• _INSTRUCTIONS FOR THE TASK_
Reproduce every entry exactly as written.

Entries taken from a collection
━━━━━━━━━━━━━━━━
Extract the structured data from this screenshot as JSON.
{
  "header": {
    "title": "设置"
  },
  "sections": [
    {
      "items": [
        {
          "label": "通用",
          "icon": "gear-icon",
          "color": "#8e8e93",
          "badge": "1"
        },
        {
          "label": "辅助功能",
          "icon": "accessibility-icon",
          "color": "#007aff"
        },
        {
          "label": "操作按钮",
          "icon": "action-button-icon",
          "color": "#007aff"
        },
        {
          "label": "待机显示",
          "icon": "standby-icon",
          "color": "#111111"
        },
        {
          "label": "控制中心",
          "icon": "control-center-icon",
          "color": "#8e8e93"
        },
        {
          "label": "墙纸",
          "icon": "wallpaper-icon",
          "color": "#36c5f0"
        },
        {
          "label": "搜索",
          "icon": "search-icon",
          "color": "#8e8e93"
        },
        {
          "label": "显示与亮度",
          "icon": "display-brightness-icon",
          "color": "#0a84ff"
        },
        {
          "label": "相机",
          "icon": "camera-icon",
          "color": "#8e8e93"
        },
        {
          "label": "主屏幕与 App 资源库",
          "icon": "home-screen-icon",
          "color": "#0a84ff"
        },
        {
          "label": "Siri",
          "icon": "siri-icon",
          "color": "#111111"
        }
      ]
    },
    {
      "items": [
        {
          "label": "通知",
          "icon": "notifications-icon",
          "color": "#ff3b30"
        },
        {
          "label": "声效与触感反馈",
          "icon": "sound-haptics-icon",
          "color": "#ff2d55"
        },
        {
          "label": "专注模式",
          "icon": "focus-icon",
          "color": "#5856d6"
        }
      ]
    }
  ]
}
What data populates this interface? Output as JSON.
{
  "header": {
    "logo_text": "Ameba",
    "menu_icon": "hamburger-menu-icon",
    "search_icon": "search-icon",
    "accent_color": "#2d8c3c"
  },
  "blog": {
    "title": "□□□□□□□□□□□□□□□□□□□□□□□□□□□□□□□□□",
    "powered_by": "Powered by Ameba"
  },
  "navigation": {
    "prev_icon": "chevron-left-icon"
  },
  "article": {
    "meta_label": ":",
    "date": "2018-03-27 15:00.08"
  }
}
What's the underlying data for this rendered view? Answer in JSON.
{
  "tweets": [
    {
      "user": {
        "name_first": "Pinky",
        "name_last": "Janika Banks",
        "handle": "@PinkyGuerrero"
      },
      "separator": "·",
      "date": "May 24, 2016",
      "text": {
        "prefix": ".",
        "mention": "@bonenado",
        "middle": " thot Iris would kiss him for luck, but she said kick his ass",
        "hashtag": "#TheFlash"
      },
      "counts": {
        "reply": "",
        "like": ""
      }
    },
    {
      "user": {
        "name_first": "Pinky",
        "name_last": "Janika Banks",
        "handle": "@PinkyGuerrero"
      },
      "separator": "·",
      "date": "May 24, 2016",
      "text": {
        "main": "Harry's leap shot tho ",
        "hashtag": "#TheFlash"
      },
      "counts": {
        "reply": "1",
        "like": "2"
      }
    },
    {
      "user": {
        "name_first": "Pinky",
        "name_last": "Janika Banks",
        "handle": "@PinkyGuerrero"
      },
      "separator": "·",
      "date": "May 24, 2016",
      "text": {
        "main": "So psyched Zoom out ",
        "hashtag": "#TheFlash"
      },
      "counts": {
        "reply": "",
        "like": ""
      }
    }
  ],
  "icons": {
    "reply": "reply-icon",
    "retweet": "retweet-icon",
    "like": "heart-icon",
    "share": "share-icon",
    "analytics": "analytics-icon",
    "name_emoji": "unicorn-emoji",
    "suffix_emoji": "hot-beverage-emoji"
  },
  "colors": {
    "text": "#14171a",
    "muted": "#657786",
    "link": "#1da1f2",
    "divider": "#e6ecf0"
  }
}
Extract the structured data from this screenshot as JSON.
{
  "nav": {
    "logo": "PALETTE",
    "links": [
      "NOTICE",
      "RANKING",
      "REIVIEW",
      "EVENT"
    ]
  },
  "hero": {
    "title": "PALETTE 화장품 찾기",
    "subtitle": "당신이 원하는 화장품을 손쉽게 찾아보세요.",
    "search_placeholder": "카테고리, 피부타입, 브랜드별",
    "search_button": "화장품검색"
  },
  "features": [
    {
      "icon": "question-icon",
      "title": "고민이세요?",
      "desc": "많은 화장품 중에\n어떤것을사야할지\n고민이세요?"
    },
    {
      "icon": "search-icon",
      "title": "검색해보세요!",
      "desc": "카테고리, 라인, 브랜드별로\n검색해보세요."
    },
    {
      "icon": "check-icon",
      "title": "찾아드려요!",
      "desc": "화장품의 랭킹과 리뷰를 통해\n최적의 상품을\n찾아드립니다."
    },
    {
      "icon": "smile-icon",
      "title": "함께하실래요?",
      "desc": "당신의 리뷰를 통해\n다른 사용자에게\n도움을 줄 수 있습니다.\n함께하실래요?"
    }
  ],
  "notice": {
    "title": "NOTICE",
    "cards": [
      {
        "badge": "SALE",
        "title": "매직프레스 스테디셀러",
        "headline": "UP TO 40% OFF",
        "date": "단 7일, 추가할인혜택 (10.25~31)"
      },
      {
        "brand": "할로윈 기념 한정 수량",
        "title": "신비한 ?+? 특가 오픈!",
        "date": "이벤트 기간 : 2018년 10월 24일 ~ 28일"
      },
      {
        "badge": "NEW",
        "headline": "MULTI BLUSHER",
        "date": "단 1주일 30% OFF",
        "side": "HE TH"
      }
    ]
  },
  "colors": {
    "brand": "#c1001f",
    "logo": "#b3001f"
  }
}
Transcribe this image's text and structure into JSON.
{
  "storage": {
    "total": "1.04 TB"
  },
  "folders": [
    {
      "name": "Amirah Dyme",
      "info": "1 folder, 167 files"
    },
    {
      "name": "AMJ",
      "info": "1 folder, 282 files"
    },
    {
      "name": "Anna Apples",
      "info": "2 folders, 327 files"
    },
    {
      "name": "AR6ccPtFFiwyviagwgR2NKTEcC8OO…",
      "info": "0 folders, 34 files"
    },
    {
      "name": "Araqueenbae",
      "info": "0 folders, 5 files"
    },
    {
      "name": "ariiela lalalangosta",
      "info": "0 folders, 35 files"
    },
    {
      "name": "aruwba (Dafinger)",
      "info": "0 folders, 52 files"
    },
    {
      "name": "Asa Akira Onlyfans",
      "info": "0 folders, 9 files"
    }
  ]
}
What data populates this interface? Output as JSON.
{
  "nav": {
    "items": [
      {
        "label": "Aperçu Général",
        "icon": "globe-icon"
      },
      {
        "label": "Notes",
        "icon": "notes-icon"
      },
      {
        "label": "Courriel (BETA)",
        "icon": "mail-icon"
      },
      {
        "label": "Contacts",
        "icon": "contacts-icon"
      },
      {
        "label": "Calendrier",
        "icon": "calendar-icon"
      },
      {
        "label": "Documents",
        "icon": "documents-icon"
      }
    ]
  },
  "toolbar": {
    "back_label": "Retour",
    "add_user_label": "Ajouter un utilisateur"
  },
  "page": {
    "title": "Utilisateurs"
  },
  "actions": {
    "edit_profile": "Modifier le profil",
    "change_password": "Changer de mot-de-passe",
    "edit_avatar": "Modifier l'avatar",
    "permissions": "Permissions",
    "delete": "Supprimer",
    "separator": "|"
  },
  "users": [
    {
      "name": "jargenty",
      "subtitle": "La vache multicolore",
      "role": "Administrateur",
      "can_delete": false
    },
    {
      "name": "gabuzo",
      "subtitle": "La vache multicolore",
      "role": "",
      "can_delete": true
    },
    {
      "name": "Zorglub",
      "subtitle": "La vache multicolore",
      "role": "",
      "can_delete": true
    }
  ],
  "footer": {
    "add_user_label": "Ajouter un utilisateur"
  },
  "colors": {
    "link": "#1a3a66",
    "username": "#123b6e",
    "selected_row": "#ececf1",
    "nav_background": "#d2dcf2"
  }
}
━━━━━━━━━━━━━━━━
• _YOUR SOLUTION_
Extract the structured data from this screenshot as JSON.
{
  "header": {
    "title": "设置"
  },
  "sections": [
    {
      "items": [
        {
          "label": "通用",
          "icon": "gear-icon",
          "color": "#8e8e93",
          "badge": "1"
        },
        {
          "label": "辅助功能",
          "icon": "accessibility-icon",
          "color": "#007aff"
        },
        {
          "label": "操作按钮",
          "icon": "action-button-icon",
          "color": "#007aff"
        },
        {
          "label": "待机显示",
          "icon": "standby-icon",
          "color": "#111111"
        },
        {
          "label": "控制中心",
          "icon": "control-center-icon",
          "color": "#8e8e93"
        },
        {
          "label": "墙纸",
          "icon": "wallpaper-icon",
          "color": "#36c5f0"
        },
        {
          "label": "搜索",
          "icon": "search-icon",
          "color": "#8e8e93"
        },
        {
          "label": "显示与亮度",
          "icon": "display-brightness-icon",
          "color": "#0a84ff"
        },
        {
          "label": "相机",
          "icon": "camera-icon",
          "color": "#8e8e93"
        },
        {
          "label": "主屏幕与 App 资源库",
          "icon": "home-screen-icon",
          "color": "#0a84ff"
        },
        {
          "label": "Siri",
          "icon": "siri-icon",
          "color": "#111111"
        }
      ]
    },
    {
      "items": [
        {
          "label": "通知",
          "icon": "notifications-icon",
          "color": "#ff3b30"
        },
        {
          "label": "声效与触感反馈",
          "icon": "sound-haptics-icon",
          "color": "#ff2d55"
        },
        {
          "label": "专注模式",
          "icon": "focus-icon",
          "color": "#5856d6"
        }
      ]
    }
  ]
}
What data populates this interface? Output as JSON.
{
  "header": {
    "logo_text": "Ameba",
    "menu_icon": "hamburger-menu-icon",
    "search_icon": "search-icon",
    "accent_color": "#2d8c3c"
  },
  "blog": {
    "title": "□□□□□□□□□□□□□□□□□□□□□□□□□□□□□□□□□",
    "powered_by": "Powered by Ameba"
  },
  "navigation": {
    "prev_icon": "chevron-left-icon"
  },
  "article": {
    "meta_label": ":",
    "date": "2018-03-27 15:00.08"
  }
}
What's the underlying data for this rendered view? Answer in JSON.
{
  "tweets": [
    {
      "user": {
        "name_first": "Pinky",
        "name_last": "Janika Banks",
        "handle": "@PinkyGuerrero"
      },
      "separator": "·",
      "date": "May 24, 2016",
      "text": {
        "prefix": ".",
        "mention": "@bonenado",
        "middle": " thot Iris would kiss him for luck, but she said kick his ass",
        "hashtag": "#TheFlash"
      },
      "counts": {
        "reply": "",
        "like": ""
      }
    },
    {
      "user": {
        "name_first": "Pinky",
        "name_last": "Janika Banks",
        "handle": "@PinkyGuerrero"
      },
      "separator": "·",
      "date": "May 24, 2016",
      "text": {
        "main": "Harry's leap shot tho ",
        "hashtag": "#TheFlash"
      },
      "counts": {
        "reply": "1",
        "like": "2"
      }
    },
    {
      "user": {
        "name_first": "Pinky",
        "name_last": "Janika Banks",
        "handle": "@PinkyGuerrero"
      },
      "separator": "·",
      "date": "May 24, 2016",
      "text": {
        "main": "So psyched Zoom out ",
        "hashtag": "#TheFlash"
      },
      "counts": {
        "reply": "",
        "like": ""
      }
    }
  ],
  "icons": {
    "reply": "reply-icon",
    "retweet": "retweet-icon",
    "like": "heart-icon",
    "share": "share-icon",
    "analytics": "analytics-icon",
    "name_emoji": "unicorn-emoji",
    "suffix_emoji": "hot-beverage-emoji"
  },
  "colors": {
    "text": "#14171a",
    "muted": "#657786",
    "link": "#1da1f2",
    "divider": "#e6ecf0"
  }
}
Extract the structured data from this screenshot as JSON.
{
  "nav": {
    "logo": "PALETTE",
    "links": [
      "NOTICE",
      "RANKING",
      "REIVIEW",
      "EVENT"
    ]
  },
  "hero": {
    "title": "PALETTE 화장품 찾기",
    "subtitle": "당신이 원하는 화장품을 손쉽게 찾아보세요.",
    "search_placeholder": "카테고리, 피부타입, 브랜드별",
    "search_button": "화장품검색"
  },
  "features": [
    {
      "icon": "question-icon",
      "title": "고민이세요?",
      "desc": "많은 화장품 중에\n어떤것을사야할지\n고민이세요?"
    },
    {
      "icon": "search-icon",
      "title": "검색해보세요!",
      "desc": "카테고리, 라인, 브랜드별로\n검색해보세요."
    },
    {
      "icon": "check-icon",
      "title": "찾아드려요!",
      "desc": "화장품의 랭킹과 리뷰를 통해\n최적의 상품을\n찾아드립니다."
    },
    {
      "icon": "smile-icon",
      "title": "함께하실래요?",
      "desc": "당신의 리뷰를 통해\n다른 사용자에게\n도움을 줄 수 있습니다.\n함께하실래요?"
    }
  ],
  "notice": {
    "title": "NOTICE",
    "cards": [
      {
        "badge": "SALE",
        "title": "매직프레스 스테디셀러",
        "headline": "UP TO 40% OFF",
        "date": "단 7일, 추가할인혜택 (10.25~31)"
      },
      {
        "brand": "할로윈 기념 한정 수량",
        "title": "신비한 ?+? 특가 오픈!",
        "date": "이벤트 기간 : 2018년 10월 24일 ~ 28일"
      },
      {
        "badge": "NEW",
        "headline": "MULTI BLUSHER",
        "date": "단 1주일 30% OFF",
        "side": "HE TH"
      }
    ]
  },
  "colors": {
    "brand": "#c1001f",
    "logo": "#b3001f"
  }
}
Transcribe this image's text and structure into JSON.
{
  "storage": {
    "total": "1.04 TB"
  },
  "folders": [
    {
      "name": "Amirah Dyme",
      "info": "1 folder, 167 files"
    },
    {
      "name": "AMJ",
      "info": "1 folder, 282 files"
    },
    {
      "name": "Anna Apples",
      "info": "2 folders, 327 files"
    },
    {
      "name": "AR6ccPtFFiwyviagwgR2NKTEcC8OO…",
      "info": "0 folders, 34 files"
    },
    {
      "name": "Araqueenbae",
      "info": "0 folders, 5 files"
    },
    {
      "name": "ariiela lalalangosta",
      "info": "0 folders, 35 files"
    },
    {
      "name": "aruwba (Dafinger)",
      "info": "0 folders, 52 files"
    },
    {
      "name": "Asa Akira Onlyfans",
      "info": "0 folders, 9 files"
    }
  ]
}
What data populates this interface? Output as JSON.
{
  "nav": {
    "items": [
      {
        "label": "Aperçu Général",
        "icon": "globe-icon"
      },
      {
        "label": "Notes",
        "icon": "notes-icon"
      },
      {
        "label": "Courriel (BETA)",
        "icon": "mail-icon"
      },
      {
        "label": "Contacts",
        "icon": "contacts-icon"
      },
      {
        "label": "Calendrier",
        "icon": "calendar-icon"
      },
      {
        "label": "Documents",
        "icon": "documents-icon"
      }
    ]
  },
  "toolbar": {
    "back_label": "Retour",
    "add_user_label": "Ajouter un utilisateur"
  },
  "page": {
    "title": "Utilisateurs"
  },
  "actions": {
    "edit_profile": "Modifier le profil",
    "change_password": "Changer de mot-de-passe",
    "edit_avatar": "Modifier l'avatar",
    "permissions": "Permissions",
    "delete": "Supprimer",
    "separator": "|"
  },
  "users": [
    {
      "name": "jargenty",
      "subtitle": "La vache multicolore",
      "role": "Administrateur",
      "can_delete": false
    },
    {
      "name": "gabuzo",
      "subtitle": "La vache multicolore",
      "role": "",
      "can_delete": true
    },
    {
      "name": "Zorglub",
      "subtitle": "La vache multicolore",
      "role": "",
      "can_delete": true
    }
  ],
  "footer": {
    "add_user_label": "Ajouter un utilisateur"
  },
  "colors": {
    "link": "#1a3a66",
    "username": "#123b6e",
    "selected_row": "#ececf1",
    "nav_background": "#d2dcf2"
  }
}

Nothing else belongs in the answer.